Your closing costs will be around 3% of the purchase price. Again, there are first-time buyer programs and grants that can help reduce these costs.
Understand that on top of your mortgage payments, you’ll also need to pay for condo fees (if any), insurance, and taxes once you own a home. In addition, you’ll need to cover your utilities and any home maintenance or repairs.
It’s important to start planning and budgeting now if you want to become a homeowner. And together we can go over how much you would ideally like to pay each month for a mortgage.
Once you decide what your monthly payment and down payment amount should be based on your particular desires, then and only then, should you start looking at homes in a certain price point. This is the best way to stay within your comfort level and not be “house poor.”
- How is my credit?
It’s important to take a look at your credit score and history as soon as you start asking yourself if you’re ready to buy a home. You want to know exactly where you stand when it comes to qualifying for certain loan products.
Ideally, your credit score should be at least 680. The higher your credit score, the better the loan products and interest rates will be available to you. You are consider less of a risk for lenders!
There are steps you can take to improve or repair your score, which is why taking a look now is a good idea to give you time. Plus, if there are marks on your credit history, you should look into each one, double check for accuracy, and then take action if there are any mistakes or credit fraud involved.
- Am I planning to stay put for the next 3 to 5 years?
If the answer is yes, then most likely, buying now is a solid financial decision since that’s usually the amount of time to gain equity in your home. It’s also helpful to find out what is your break-even point to see how long you need to stay in your home for it to be worth it when compared to renting.

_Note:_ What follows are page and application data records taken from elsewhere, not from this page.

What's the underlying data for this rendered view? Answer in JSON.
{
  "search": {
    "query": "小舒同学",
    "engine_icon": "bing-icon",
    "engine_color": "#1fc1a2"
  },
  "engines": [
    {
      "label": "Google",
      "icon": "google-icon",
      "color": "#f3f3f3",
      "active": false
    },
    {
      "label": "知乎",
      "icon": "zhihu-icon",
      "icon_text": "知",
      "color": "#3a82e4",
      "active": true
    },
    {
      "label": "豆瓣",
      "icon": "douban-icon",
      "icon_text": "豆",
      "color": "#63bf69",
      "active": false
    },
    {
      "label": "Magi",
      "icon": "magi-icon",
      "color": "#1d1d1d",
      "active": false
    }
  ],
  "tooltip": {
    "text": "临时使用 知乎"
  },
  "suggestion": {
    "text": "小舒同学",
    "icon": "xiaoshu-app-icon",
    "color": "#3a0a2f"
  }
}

I can help you determine this answer when looking at homes.
- Am I ready to take care of a home?
Being a homeowner means maintaining a home and budgeting for its costs. Even if you don’t know everything about how to take care of a home before you buy, don’t worry, everyone has a learning curve! You can educate yourself for any DIY work and/or hire professionals when needed.
As long as you stay on top of seasonal maintenance and any repairs, you can avoid costly damages and maintain the value of your home. That’s very important to keep in mind since your home is also an investment. So make sure you have the time, the commitment, and the money to handle the responsibilities of being a homeowner.
Once you ask yourself the questions above, you’ll have a better idea if moving ahead is a go or if you need more time to prepare. The best advice to keep in mind is that the answers will always depend on your personal plans and circumstances. If you do decide to buy a home, do it because it makes sense for YOU and your life over the next few years, not because the news or your friends say you should.